Michael Jenkins was born in Cambridge; his father was the Byzantine scholar Professor Romilly Jenkins, and his aunt the writer Elizabeth Jenkins. His parents had sent him to France that summer to escape an outbreak of illness at school, St Christopher, Letchworth. He lodged with some old family acquaintances, six "aunts", though not actually related, who had been long out of touch. The eldest sister's unfulfilled youthful love of Jenkins's long-dead grandfather, who had married someone else, connected the families, and the five of the six still living dwelled with other relatives in a big house on the twice-fought-over Flanders plain.

It was here that Jenkins fell in love not only with the unattainable young Frenchwoman he called in his memoir Madeleine, but also the power of knowing someone else's language to open doors to other worlds. Alain-Fournier's novel Le Grand Meaulnes proved seminal, and by his own admission he read it "far into the night, entranced by the magical place into which Meaulnes wandered, and by his passion for its princess, Yvonne de Galais".

To French he added Russian, learnt to simultaneous interpretation standard during his National Service with the Army a few years later, and in which he got a First in part one of his Cambridge Tripos while reading Modern Languages as an exhibitioner at King's College. He changed to History, obtaining an Upper Second in his finals, and was soon to combine this with the practical abilities he had already displayed in France at 14, to ensure him swift progression upwards in the Foreign Office from 1959.

He learnt more of the diplomatic craft as private secretary to Sir Pierson Dixon, who had been Britain's envoy at the United Nations during the 1956 Suez crisis, and was from 1960 Ambassador in Paris.

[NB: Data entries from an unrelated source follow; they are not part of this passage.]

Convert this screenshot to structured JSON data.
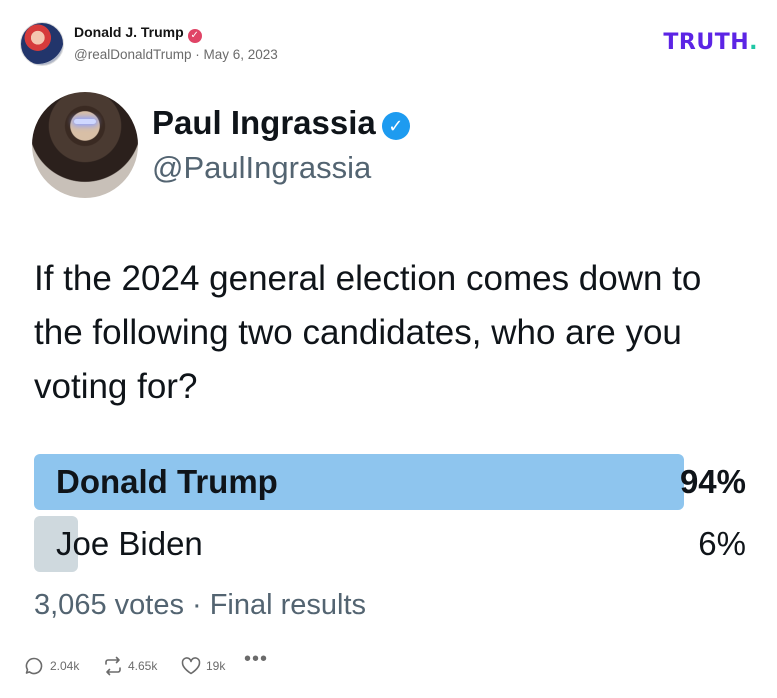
{
  "header": {
    "author_name": "Donald J. Trump",
    "author_meta": "@realDonaldTrump · May 6, 2023",
    "brand_main": "TRUTH",
    "brand_dot": "."
  },
  "embedded_post": {
    "name": "Paul Ingrassia",
    "handle": "@PaulIngrassia",
    "question": "If the 2024 general election comes down to the following two candidates, who are you voting for?",
    "poll": {
      "options": [
        {
          "label": "Donald Trump",
          "percent_text": "94%",
          "percent": 94,
          "color": "#8ec5ee"
        },
        {
          "label": "Joe Biden",
          "percent_text": "6%",
          "percent": 6,
          "color": "#cfd9de"
        }
      ],
      "footer": "3,065 votes · Final results"
    }
  },
  "actions": {
    "replies": "2.04k",
    "retruths": "4.65k",
    "likes": "19k",
    "more": "•••"
  },
  "icons": [
    "verified-badge-icon",
    "comment-icon",
    "retruth-icon",
    "heart-icon",
    "more-icon"
  ],
  "colors": {
    "brand": "#5c24e5",
    "brand_dot": "#1fc7a5",
    "verified_small": "#e04466",
    "verified_big": "#1d9bf0"
  }
}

By 1973, after stints in Bonn and Moscow, Jenkins was deputy chef de cabinet (chief of staff) in Britain's first year as a member of the then European Economic Community to one of the two new commissioners to Brussels, the Labour politician George Thomson (later Lord Thomson of Monifieth). Jenkins rose to be Thomson's chef de cabinet from 1975, and by 1977 was Principal Adviser to the President of the European Commission, at that time Roy Jenkins (later Lord Jenkins of Hillhead).

Jenkins stayed in Brussels for the next decade, masterminding areas such as regional policy and in 1985 the preparations for Spain's entry the following year, in particular arrangements on the status of Gibraltar. From 1985 he was Minister (deputy head) at the British Embassy in Washington, and from 1988 Ambassador at The Hague.

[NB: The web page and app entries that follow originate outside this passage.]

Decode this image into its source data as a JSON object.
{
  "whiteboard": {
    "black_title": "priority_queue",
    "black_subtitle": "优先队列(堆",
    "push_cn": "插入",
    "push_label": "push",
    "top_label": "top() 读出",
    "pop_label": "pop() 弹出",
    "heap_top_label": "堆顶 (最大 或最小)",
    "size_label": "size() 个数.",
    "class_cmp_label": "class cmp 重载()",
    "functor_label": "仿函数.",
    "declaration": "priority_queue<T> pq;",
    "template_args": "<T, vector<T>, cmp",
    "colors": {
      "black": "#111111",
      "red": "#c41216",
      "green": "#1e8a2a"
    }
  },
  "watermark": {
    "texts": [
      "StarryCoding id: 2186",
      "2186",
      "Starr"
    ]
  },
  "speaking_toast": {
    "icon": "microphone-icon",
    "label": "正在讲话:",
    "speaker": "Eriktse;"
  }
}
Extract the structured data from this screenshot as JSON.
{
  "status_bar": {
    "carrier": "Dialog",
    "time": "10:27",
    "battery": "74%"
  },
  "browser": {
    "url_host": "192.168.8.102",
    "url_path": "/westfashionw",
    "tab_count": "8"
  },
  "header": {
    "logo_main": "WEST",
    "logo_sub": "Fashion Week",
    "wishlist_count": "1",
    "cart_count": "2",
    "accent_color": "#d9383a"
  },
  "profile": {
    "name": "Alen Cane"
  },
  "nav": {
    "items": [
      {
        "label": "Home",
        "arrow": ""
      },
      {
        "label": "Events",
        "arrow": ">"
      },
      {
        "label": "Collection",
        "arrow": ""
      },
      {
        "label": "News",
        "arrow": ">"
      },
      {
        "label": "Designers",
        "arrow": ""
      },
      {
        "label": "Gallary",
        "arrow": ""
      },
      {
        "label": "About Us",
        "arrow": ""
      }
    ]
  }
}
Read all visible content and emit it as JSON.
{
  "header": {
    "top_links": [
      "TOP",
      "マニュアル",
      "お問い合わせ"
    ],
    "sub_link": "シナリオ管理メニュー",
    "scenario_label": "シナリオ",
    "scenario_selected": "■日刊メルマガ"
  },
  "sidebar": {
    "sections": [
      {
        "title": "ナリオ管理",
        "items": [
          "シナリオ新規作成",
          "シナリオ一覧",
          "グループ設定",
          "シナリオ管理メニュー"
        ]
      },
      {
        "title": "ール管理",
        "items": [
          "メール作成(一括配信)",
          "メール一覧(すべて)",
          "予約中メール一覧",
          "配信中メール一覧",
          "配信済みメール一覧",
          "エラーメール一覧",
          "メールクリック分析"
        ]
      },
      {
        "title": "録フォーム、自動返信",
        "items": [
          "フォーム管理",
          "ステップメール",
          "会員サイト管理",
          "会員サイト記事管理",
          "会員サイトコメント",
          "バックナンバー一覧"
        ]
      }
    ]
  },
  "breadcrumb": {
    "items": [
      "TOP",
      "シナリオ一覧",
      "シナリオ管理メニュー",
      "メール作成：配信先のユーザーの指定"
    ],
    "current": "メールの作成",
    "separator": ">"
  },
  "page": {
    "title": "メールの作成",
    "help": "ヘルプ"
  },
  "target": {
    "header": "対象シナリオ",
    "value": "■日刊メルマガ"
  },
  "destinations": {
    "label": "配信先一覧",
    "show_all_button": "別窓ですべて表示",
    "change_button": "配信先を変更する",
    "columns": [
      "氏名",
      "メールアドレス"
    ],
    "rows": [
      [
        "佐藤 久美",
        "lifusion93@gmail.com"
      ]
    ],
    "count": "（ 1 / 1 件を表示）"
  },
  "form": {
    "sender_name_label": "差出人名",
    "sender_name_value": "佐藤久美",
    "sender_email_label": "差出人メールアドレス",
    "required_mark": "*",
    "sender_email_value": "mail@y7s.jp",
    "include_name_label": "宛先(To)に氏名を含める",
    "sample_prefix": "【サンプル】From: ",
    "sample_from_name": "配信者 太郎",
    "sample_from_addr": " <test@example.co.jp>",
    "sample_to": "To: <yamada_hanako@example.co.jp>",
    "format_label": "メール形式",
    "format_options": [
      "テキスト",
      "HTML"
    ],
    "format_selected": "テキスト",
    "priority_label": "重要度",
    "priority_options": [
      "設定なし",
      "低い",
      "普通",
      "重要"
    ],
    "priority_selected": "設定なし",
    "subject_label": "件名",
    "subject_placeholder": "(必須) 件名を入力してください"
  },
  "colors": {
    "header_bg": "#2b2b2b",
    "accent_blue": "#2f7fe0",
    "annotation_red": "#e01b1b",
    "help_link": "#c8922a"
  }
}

True to his nature, he learnt fluent Dutch, and stayed until 1993. But a man whose career so closely echoed his country's development from war-survivor to European player was perfectly suited to be taken up by her next trend, the end-of century burgeoning of the City, and he agreed to join the investment bank Kleinwort Benson, becoming an executive director and later vice-president.

That alertness to commercial matters is prefigured as far back as Jenkins' 18 months in Moscow in the late 1960s, when he researched a biography of the early 19th-century Tsar Alexander I's right-hand man, Alexei Arakcheev (Arakcheev: Grand Vizier of the Russian Empire, 1969). Jenkins notes the faithful imperial counsellor's desire in his will that 50,000 roubles should be awarded with compound interest to the best writer of a life of the tsar a century after the ruler's death in 1825. A Russian newspaper calculated in 1901 that this would by 1925 reach 2 million roubles, but, Jenkins records, the new Soviet government sequestrated the money in 1917.

Jenkins held a clutch of other City posts including director of the Dutch-based insurance concern Aegon NV, from 1995 and president of Boieing UK from 2003. He worked for the Prince's Trust, and in 1999 secured membership for women of the 226-year-old Marylebone Cricket Club (MCC), of which he was treasurer in 1999, then chairman in 2000. An MCC women's side now plays many matches. He was Commissioner of the Royal Hospital, Chelsea, from 2007 and deputy chairman from 2011, helping raise funds for a new infirmary, opened in 2009.

Michael Romilly Heald Jenkins, diplomat and financier: born Cambridge 9 January 1936; married 1968 Maxine Hodson (one son, one daughter); CMG 1984; KCMG 1990; died London 31 March 2013.